*What to produce*
Keep the wording of the records intact as you retype them, and omit every image.
====== Material for this exercise ======
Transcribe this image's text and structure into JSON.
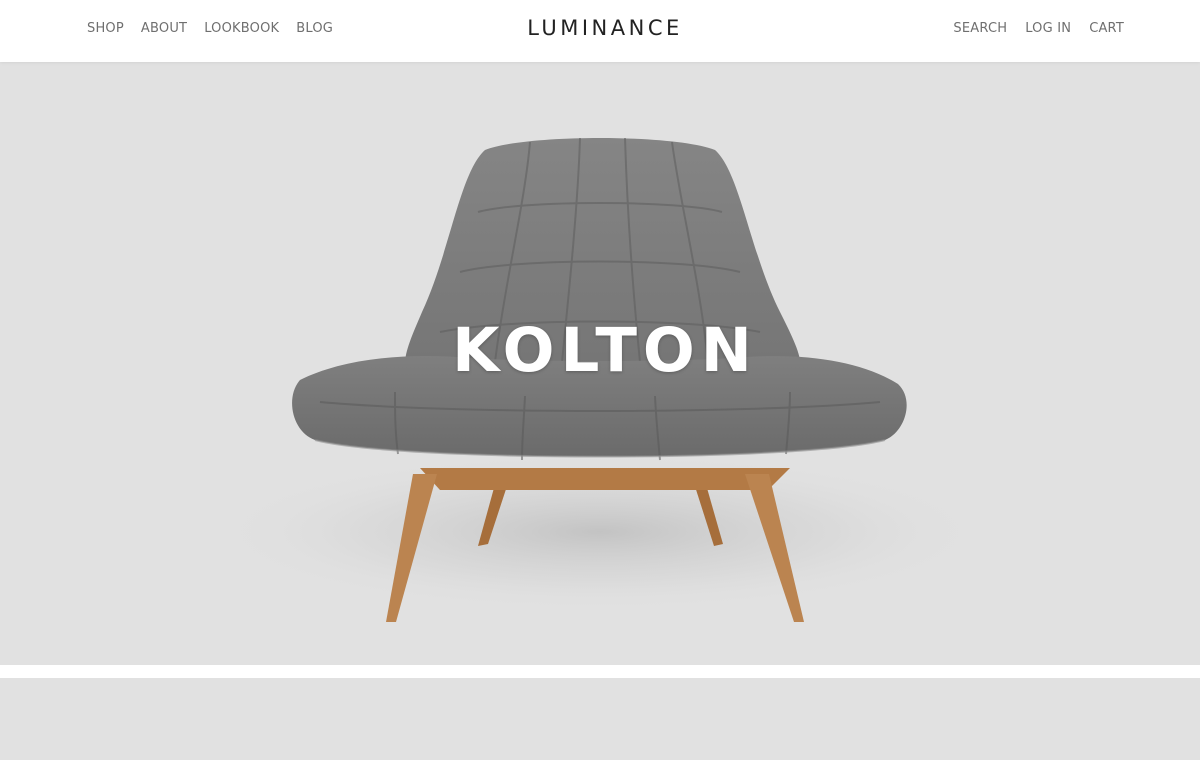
{
  "header": {
    "brand": "LUMINANCE",
    "nav_left": [
      "SHOP",
      "ABOUT",
      "LOOKBOOK",
      "BLOG"
    ],
    "nav_right": [
      "SEARCH",
      "LOG IN",
      "CART"
    ]
  },
  "hero": {
    "title": "KOLTON",
    "image_subject": "grey tufted lounge chair with oak legs"
  },
  "colors": {
    "hero_background": "#e1e1e1",
    "upholstery": "#7b7b7b",
    "wood": "#b37a45",
    "nav_text": "#6f6f6f",
    "brand_text": "#222222",
    "title_text": "#ffffff"
  }
}
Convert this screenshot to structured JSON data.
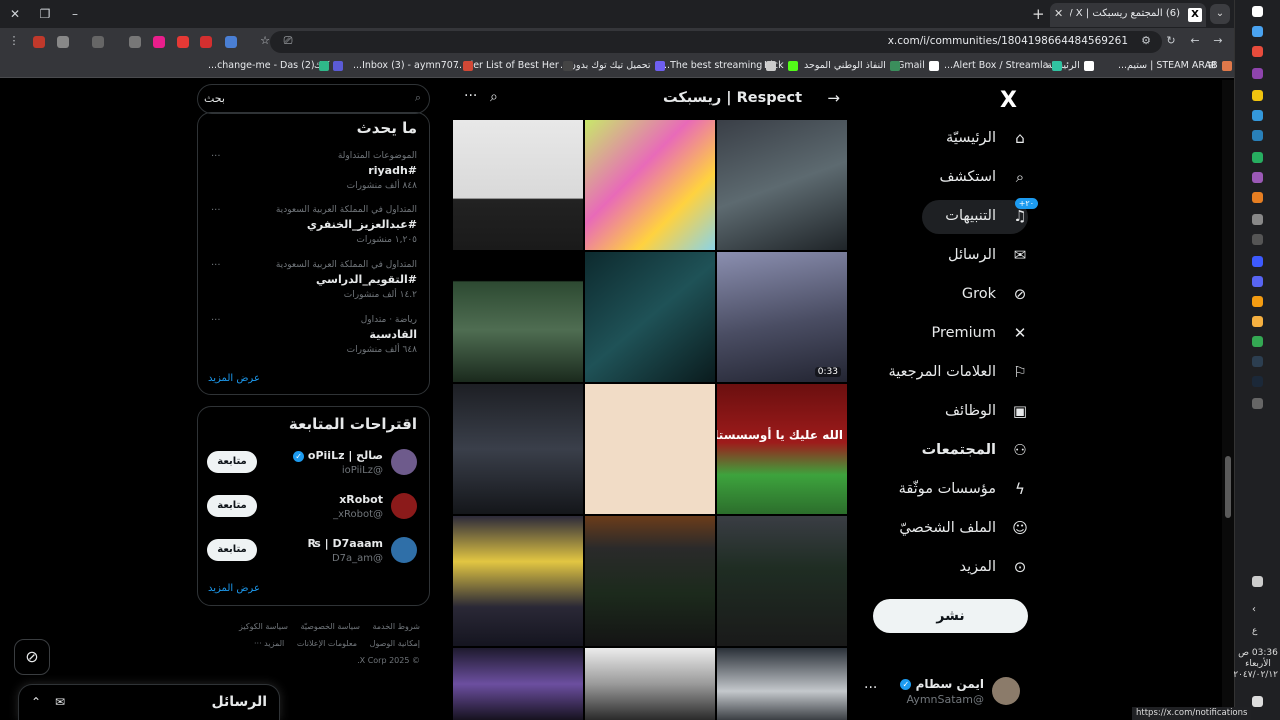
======
*Answer below*
Transcribe this image's text and structure into JSON.
{
  "header": {
    "brand": "LUMINANCE",
    "nav_left": [
      "SHOP",
      "ABOUT",
      "LOOKBOOK",
      "BLOG"
    ],
    "nav_right": [
      "SEARCH",
      "LOG IN",
      "CART"
    ]
  },
  "hero": {
    "title": "KOLTON",
    "image_subject": "grey tufted lounge chair with oak legs"
  },
  "colors": {
    "hero_background": "#e1e1e1",
    "upholstery": "#7b7b7b",
    "wood": "#b37a45",
    "nav_text": "#6f6f6f",
    "brand_text": "#222222",
    "title_text": "#ffffff"
  }
}
Convert this screenshot to structured JSON data.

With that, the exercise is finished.